How would the person or organization requesting someone's diploma verify that the NFT was issued by the relevant college/university?
Surely some kind of centralized database is still required, right? Wouldn't the entity requesting the invoice need to have some kind of 'whitelist' of entities that are approved to issue these NFTs?
No not at all. The blockchain can do this. The blockchain contains information about who minted it. So a hiring company - say, Google - would know which wallet MIT used for minting their diplomas. If it came from that wallet, then it's legit. In the long run, applications could create a more user-friendly layer. So you paste in the relevant info to your job application, and Google's HR database automatically verifies it on the blockchain.
this just seems like a more convoluted way to 'paywall' a download endpoint.
Definitely it seems like a paywall because it is a paywall. Just a more balanced one. As it is, any time you join any kind of DRM or paywall scheme, you're completely at the mercy of the content host, who can remove your rights to all the stuff you "bought" at any time.

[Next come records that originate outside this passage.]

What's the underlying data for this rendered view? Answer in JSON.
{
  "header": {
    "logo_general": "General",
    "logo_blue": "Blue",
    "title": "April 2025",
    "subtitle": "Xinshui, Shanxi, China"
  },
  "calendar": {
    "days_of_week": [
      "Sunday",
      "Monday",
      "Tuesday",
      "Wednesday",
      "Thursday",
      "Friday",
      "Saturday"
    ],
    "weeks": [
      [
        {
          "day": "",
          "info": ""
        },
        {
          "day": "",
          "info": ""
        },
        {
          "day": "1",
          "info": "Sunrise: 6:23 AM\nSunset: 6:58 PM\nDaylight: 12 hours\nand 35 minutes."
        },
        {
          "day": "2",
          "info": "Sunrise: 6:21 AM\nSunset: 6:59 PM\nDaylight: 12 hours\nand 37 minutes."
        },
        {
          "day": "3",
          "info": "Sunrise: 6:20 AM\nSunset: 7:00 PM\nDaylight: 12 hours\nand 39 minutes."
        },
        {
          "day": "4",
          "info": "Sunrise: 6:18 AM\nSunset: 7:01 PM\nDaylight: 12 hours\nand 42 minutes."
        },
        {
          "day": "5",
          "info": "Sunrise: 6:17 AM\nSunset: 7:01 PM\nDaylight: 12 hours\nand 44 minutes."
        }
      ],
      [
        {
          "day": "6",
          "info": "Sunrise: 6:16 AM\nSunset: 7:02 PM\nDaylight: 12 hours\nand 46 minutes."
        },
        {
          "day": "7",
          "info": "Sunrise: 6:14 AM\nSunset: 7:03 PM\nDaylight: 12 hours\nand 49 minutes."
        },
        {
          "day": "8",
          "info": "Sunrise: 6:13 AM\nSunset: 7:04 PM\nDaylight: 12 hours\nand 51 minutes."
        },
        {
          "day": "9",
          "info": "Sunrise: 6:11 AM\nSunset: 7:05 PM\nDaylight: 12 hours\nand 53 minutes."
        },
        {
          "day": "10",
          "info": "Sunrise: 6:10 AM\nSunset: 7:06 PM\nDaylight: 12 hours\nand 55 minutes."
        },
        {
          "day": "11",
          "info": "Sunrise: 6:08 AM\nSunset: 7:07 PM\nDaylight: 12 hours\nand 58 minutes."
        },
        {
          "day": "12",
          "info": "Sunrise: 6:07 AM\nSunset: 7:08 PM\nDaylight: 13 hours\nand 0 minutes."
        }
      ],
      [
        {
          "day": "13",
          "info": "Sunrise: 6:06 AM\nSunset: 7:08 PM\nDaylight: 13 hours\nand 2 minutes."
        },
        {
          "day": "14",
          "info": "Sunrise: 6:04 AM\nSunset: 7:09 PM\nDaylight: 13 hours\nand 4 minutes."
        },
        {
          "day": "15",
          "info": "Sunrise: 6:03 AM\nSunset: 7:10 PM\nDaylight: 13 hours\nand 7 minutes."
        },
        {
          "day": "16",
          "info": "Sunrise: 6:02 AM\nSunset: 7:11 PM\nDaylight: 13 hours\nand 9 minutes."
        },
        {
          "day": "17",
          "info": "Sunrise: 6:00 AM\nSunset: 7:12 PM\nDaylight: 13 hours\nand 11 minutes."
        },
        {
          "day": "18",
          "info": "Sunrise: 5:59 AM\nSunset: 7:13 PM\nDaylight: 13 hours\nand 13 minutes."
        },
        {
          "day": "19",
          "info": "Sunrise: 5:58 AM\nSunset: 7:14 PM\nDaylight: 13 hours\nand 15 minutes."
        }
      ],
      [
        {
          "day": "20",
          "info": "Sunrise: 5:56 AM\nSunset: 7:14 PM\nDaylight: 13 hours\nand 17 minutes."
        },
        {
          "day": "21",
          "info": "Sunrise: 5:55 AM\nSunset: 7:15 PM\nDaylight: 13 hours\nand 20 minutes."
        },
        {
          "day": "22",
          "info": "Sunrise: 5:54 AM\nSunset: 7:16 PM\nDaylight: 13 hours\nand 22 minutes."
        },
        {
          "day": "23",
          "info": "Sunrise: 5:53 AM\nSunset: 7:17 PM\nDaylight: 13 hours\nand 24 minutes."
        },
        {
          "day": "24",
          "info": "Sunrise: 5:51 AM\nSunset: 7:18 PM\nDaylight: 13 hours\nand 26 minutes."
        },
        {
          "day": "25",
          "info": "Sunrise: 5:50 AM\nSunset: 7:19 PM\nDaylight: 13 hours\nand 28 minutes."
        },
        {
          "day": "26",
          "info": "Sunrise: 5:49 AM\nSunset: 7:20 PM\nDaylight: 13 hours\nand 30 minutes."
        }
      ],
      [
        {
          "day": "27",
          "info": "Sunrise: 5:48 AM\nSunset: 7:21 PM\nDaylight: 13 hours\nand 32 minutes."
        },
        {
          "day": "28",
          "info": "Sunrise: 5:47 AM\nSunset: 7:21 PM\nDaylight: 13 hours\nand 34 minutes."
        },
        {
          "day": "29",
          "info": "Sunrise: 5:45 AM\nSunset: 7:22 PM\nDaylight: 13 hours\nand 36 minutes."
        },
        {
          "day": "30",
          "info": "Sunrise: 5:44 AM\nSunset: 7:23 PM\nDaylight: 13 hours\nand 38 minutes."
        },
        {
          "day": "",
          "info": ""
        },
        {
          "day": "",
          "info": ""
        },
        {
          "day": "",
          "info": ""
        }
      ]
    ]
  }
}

I think this is where there's been a beanie-baby craze with this stuff on the supply side - where some parties are eager to just sell more because there's a new channel. When in fact, what we have is a better channel, and we need to move old sales onto the new channel.
Sure, existing markets won't like it - because they lose control. But it's comparable to how Netflix disrupted Cable TV. People liked the way Netflix served the content better, and cut their cables. Then they became too big to ignore, and all the major content owners got on board. I could see this happening with NFTs too. If I went to buy some digital content and there were two competing marketplaces - I would 100% choose the one that let me really own my purchase via NFT, instead of one that requires me to just trust them to keep it for me.
Trust powers commerce, and I really believe NFT marketplaces implemented properly will drive more people to buy with confidence.
losing access to whatever 'wallet' the NFT is associated with
The process would be the same as if I lost my Physical diploma. Call the university and they have to mint an identical one for me, at a cost to me.
So there are lots of situations where receipts are pretty important, but increasingly there is a push to have them be digitized, either because it's just more efficient or the asset itself is digital. For example, suppose you buy a movie through your smart TV.
The problem is these digital receipts tend to either be just downloadable PDFs - easily forged and effectively meaningless - or they're central databases, which are under the control of the party that owns the database. They can be revoked, lost, made obsolete, etc. Suppose the company that holds my downloaded movie purchase goes bankrupt. Now if I torrent that movie I'm not really breaking the law, or am I? How would I prove that?
A decentralized blockchain system would solve those problems and could be used for proving all kinds of things. "Send us a copy of your diploma" - "here, it's an NFT", "send us your invoice to prove you are in warranty", "here's the NFT", "Can you sell me your old copy of Civilization 4?" "Yes, I'll transfer the NFT to you for $40".
The potential to store trusted receipts has so many useful applications, we're just not quite there yet in terms of building it.
This is my thought exactly. The digital Art NFTs that are selling now or a distraction.
NFTs are a decentralized receipt system which is totally awesome and which you cannot get rich off by collecting receipts.
I also play a few games of chess.com every morning and I have found it has the same use you describe.
I read this book by Rovelli. It's supposed to be the best explanation available, but I still don't really get it.
In the end he suggests that entropy is why we can remember the past but not the future. I'm not sure that's it though.
Still a good read.